Baltimore Orioles: What exactly is the root of the problem?
You’re only as good as your next day’s starter; and Chris Tillman wasn’t very good last night for the Baltimore Orioles. Tillman’s line: 1.0 IP, 7 H, 7 R, 1 BB, 0 K. There were times it appeared Tillman wasn’t going to make it out of the first inning, in which he surrendered five runs. Tillman’s issue last night was throwing strikes; the only pitch he was able to get in the zone was his slider. And that was always on the outer part of the plate.
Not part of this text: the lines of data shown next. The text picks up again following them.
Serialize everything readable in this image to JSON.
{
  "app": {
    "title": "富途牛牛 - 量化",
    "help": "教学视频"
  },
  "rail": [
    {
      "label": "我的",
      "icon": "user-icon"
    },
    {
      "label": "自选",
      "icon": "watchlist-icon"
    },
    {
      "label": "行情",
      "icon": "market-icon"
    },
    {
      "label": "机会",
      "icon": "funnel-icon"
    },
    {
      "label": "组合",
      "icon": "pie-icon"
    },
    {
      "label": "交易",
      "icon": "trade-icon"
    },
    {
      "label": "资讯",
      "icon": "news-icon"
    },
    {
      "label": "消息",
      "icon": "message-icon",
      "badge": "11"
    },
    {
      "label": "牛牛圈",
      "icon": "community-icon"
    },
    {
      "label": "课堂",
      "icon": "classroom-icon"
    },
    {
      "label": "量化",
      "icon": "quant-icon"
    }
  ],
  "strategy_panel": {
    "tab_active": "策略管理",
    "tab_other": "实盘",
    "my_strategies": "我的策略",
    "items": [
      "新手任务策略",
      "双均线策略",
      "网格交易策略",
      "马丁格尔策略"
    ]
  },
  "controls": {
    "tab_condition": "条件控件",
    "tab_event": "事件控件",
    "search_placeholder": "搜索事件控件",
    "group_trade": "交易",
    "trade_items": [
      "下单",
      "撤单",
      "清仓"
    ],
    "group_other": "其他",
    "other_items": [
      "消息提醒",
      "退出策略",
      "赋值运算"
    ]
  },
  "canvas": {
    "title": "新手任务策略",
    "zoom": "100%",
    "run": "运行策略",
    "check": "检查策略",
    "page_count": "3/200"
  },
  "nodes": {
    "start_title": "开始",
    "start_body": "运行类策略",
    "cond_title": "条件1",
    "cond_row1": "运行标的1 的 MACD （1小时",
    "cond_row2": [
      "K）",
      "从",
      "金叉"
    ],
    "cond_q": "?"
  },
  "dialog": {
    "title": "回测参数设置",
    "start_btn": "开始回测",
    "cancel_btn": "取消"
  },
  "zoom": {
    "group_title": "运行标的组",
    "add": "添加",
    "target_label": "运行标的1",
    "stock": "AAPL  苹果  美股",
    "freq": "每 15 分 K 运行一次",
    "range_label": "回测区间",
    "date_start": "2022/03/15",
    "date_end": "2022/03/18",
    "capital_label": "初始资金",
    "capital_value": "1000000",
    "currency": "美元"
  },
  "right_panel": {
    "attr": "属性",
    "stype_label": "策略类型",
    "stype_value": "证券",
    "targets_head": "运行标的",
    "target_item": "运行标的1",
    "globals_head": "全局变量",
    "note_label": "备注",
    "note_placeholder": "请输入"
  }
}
What to do with Tillman is an interesting question. If you listen to some fans talk, he should be DFA’d. But that’s no easy decision to make when you’re on the hook for his salary for the season, and he’d probably end up on another team. The bullpen also remains a possibility – perhaps you swap Tillman and Mike Wright. Ultimately the O’s don’t have to decide that now, as they have an off day on Monday. In theory they could just skip Tillman next time through the rotation.
Anaheim kept the pressure on, smacking hit after hit, and drawing base runners in anyway possible. The universe seems hellbent on teaching the Orioles that putting people on base is the name of the game – not hitting home runs. The Birds had eight hits last night, but they could only get three runners home. Manny Machado and Chris Davis had RBI-singles in the sixth, and Machado also plated a run by another RBI-single in the eighth.
But what exactly is going on with this team? There were times as late as last summer where they looked unstoppable – dating back to 2012. The likes of Adam Jones, Chris Davis, Manny Machado, and Chris Tillman have been together for that amount of time. And there are others mixed in who have been here perhaps not quite as long but quite a few years. Again, what gives?
There are fans out there who are of the belief that we’re seeing the real Orioles now, and that they were pretenders all of that time. People have to be smart enough to realize that’s not the case. This was a good team for a great many years. Let’s put it this way; a diamond ring doesn’t turn brass overnight.
Are there problems in the clubhouse? Could be, but this is still a very tight-knit group. Part of it is injuries, which have done the Orioles no favors. Losing Jonathan Schoop (who begins a rehab assignment at double-A Bowie this weekend and could be activated on Tuesday) hurt their infield defense and their hitting. And obviously losing Zach Britton to a freak injury in the off season has affected the bullpen. And don’t underestimate the loss (both on the field and psychological) of J.J. Hardy. That plays a factor as well.
And there are other factors as well. I would submit that while signing Alex Cobb in spring training was a good move, there was also a mistake wrapped into that as well. They signed Cobb too late. He got into no games during Grapefruit League play, which has affected his play thus far early in the season. The same is true to a lesser degree with Andrew Cashner, who signed once camp had already begun.
However that aside, tried, true, and proven talent that’s regressing well beyond the mean. And it boggles the mind in a sense. This team was no-hit through five innings by a guy making his third big league start last night. Surely one would think that they could have done better than that. Yet they couldn’t. So what’s wrong with this team? Beats the heck out of me.
The O’s now head north up the California coastline to open up a three-game set in Oakland. Andrew Cashner gets the start for the O’s, and he’ll be opposed by Oakland’s Daniel Mengden. Game time is set for just after 10 PM.